For this exercise, write out each entry below exactly as it reads.

**Dataset rows describing interfaces**
───

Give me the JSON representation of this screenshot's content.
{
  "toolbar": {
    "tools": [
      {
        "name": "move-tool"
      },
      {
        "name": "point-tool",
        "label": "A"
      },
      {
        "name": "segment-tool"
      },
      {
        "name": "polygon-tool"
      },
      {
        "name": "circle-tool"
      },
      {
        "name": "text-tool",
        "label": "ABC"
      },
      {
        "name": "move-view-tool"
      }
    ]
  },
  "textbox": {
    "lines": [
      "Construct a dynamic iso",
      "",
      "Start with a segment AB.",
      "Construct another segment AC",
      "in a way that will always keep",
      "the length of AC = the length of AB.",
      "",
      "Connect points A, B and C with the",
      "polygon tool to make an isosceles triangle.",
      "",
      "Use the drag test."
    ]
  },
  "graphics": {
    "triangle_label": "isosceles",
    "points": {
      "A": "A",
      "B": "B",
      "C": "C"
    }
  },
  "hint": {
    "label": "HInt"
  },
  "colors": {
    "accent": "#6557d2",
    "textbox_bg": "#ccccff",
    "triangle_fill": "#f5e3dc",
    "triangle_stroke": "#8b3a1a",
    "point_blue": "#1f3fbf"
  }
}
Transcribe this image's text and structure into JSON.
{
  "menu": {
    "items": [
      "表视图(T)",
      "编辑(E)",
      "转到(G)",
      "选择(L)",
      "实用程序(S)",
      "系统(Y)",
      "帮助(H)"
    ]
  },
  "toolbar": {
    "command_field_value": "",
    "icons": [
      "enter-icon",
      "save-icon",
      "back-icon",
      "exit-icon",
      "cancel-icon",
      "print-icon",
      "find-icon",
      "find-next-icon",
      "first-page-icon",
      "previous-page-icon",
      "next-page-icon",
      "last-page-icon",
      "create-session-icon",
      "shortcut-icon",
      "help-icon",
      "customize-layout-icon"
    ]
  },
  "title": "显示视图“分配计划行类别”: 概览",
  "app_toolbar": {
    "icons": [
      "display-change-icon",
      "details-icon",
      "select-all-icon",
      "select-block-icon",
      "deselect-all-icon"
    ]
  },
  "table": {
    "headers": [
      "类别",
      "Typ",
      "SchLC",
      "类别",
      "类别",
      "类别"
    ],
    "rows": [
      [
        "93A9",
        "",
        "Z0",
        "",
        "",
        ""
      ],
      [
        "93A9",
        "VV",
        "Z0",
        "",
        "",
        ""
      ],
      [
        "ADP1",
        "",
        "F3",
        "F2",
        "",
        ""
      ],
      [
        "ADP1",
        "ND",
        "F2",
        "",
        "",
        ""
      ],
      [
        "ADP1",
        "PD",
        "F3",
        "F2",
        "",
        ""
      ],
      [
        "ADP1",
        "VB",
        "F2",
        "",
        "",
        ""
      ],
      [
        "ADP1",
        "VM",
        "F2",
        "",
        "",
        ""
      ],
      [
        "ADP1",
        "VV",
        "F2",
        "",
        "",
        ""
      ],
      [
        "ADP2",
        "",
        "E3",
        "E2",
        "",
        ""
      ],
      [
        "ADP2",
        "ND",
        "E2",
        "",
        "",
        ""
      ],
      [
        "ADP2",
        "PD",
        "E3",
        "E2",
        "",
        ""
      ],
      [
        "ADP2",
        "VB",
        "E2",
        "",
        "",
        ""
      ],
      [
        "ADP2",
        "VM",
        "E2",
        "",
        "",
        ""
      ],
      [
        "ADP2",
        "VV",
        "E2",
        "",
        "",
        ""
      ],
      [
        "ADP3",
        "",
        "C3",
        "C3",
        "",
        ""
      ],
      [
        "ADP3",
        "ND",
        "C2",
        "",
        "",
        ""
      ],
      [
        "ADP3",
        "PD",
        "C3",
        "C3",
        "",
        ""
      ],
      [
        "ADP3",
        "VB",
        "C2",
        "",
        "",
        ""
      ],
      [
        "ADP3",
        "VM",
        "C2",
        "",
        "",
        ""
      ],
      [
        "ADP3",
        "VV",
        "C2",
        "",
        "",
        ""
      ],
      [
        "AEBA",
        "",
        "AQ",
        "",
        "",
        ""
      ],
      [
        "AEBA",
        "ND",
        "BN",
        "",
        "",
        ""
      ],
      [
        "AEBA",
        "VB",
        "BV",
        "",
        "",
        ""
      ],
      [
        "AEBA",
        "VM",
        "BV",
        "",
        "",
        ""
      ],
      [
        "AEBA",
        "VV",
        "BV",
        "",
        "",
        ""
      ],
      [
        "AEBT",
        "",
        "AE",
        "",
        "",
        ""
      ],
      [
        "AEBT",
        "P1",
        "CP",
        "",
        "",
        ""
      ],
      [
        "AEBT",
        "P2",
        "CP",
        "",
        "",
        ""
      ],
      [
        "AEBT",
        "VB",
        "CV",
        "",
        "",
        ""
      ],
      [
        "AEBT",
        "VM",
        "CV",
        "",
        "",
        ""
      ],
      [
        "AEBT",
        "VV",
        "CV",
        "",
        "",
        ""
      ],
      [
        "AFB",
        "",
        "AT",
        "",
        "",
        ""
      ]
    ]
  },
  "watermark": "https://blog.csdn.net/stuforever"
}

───

**YOUR SOLUTION**
Give me the JSON representation of this screenshot's content.
{
  "toolbar": {
    "tools": [
      {
        "name": "move-tool"
      },
      {
        "name": "point-tool",
        "label": "A"
      },
      {
        "name": "segment-tool"
      },
      {
        "name": "polygon-tool"
      },
      {
        "name": "circle-tool"
      },
      {
        "name": "text-tool",
        "label": "ABC"
      },
      {
        "name": "move-view-tool"
      }
    ]
  },
  "textbox": {
    "lines": [
      "Construct a dynamic iso",
      "",
      "Start with a segment AB.",
      "Construct another segment AC",
      "in a way that will always keep",
      "the length of AC = the length of AB.",
      "",
      "Connect points A, B and C with the",
      "polygon tool to make an isosceles triangle.",
      "",
      "Use the drag test."
    ]
  },
  "graphics": {
    "triangle_label": "isosceles",
    "points": {
      "A": "A",
      "B": "B",
      "C": "C"
    }
  },
  "hint": {
    "label": "HInt"
  },
  "colors": {
    "accent": "#6557d2",
    "textbox_bg": "#ccccff",
    "triangle_fill": "#f5e3dc",
    "triangle_stroke": "#8b3a1a",
    "point_blue": "#1f3fbf"
  }
}
Transcribe this image's text and structure into JSON.
{
  "menu": {
    "items": [
      "表视图(T)",
      "编辑(E)",
      "转到(G)",
      "选择(L)",
      "实用程序(S)",
      "系统(Y)",
      "帮助(H)"
    ]
  },
  "toolbar": {
    "command_field_value": "",
    "icons": [
      "enter-icon",
      "save-icon",
      "back-icon",
      "exit-icon",
      "cancel-icon",
      "print-icon",
      "find-icon",
      "find-next-icon",
      "first-page-icon",
      "previous-page-icon",
      "next-page-icon",
      "last-page-icon",
      "create-session-icon",
      "shortcut-icon",
      "help-icon",
      "customize-layout-icon"
    ]
  },
  "title": "显示视图“分配计划行类别”: 概览",
  "app_toolbar": {
    "icons": [
      "display-change-icon",
      "details-icon",
      "select-all-icon",
      "select-block-icon",
      "deselect-all-icon"
    ]
  },
  "table": {
    "headers": [
      "类别",
      "Typ",
      "SchLC",
      "类别",
      "类别",
      "类别"
    ],
    "rows": [
      [
        "93A9",
        "",
        "Z0",
        "",
        "",
        ""
      ],
      [
        "93A9",
        "VV",
        "Z0",
        "",
        "",
        ""
      ],
      [
        "ADP1",
        "",
        "F3",
        "F2",
        "",
        ""
      ],
      [
        "ADP1",
        "ND",
        "F2",
        "",
        "",
        ""
      ],
      [
        "ADP1",
        "PD",
        "F3",
        "F2",
        "",
        ""
      ],
      [
        "ADP1",
        "VB",
        "F2",
        "",
        "",
        ""
      ],
      [
        "ADP1",
        "VM",
        "F2",
        "",
        "",
        ""
      ],
      [
        "ADP1",
        "VV",
        "F2",
        "",
        "",
        ""
      ],
      [
        "ADP2",
        "",
        "E3",
        "E2",
        "",
        ""
      ],
      [
        "ADP2",
        "ND",
        "E2",
        "",
        "",
        ""
      ],
      [
        "ADP2",
        "PD",
        "E3",
        "E2",
        "",
        ""
      ],
      [
        "ADP2",
        "VB",
        "E2",
        "",
        "",
        ""
      ],
      [
        "ADP2",
        "VM",
        "E2",
        "",
        "",
        ""
      ],
      [
        "ADP2",
        "VV",
        "E2",
        "",
        "",
        ""
      ],
      [
        "ADP3",
        "",
        "C3",
        "C3",
        "",
        ""
      ],
      [
        "ADP3",
        "ND",
        "C2",
        "",
        "",
        ""
      ],
      [
        "ADP3",
        "PD",
        "C3",
        "C3",
        "",
        ""
      ],
      [
        "ADP3",
        "VB",
        "C2",
        "",
        "",
        ""
      ],
      [
        "ADP3",
        "VM",
        "C2",
        "",
        "",
        ""
      ],
      [
        "ADP3",
        "VV",
        "C2",
        "",
        "",
        ""
      ],
      [
        "AEBA",
        "",
        "AQ",
        "",
        "",
        ""
      ],
      [
        "AEBA",
        "ND",
        "BN",
        "",
        "",
        ""
      ],
      [
        "AEBA",
        "VB",
        "BV",
        "",
        "",
        ""
      ],
      [
        "AEBA",
        "VM",
        "BV",
        "",
        "",
        ""
      ],
      [
        "AEBA",
        "VV",
        "BV",
        "",
        "",
        ""
      ],
      [
        "AEBT",
        "",
        "AE",
        "",
        "",
        ""
      ],
      [
        "AEBT",
        "P1",
        "CP",
        "",
        "",
        ""
      ],
      [
        "AEBT",
        "P2",
        "CP",
        "",
        "",
        ""
      ],
      [
        "AEBT",
        "VB",
        "CV",
        "",
        "",
        ""
      ],
      [
        "AEBT",
        "VM",
        "CV",
        "",
        "",
        ""
      ],
      [
        "AEBT",
        "VV",
        "CV",
        "",
        "",
        ""
      ],
      [
        "AFB",
        "",
        "AT",
        "",
        "",
        ""
      ]
    ]
  },
  "watermark": "https://blog.csdn.net/stuforever"
}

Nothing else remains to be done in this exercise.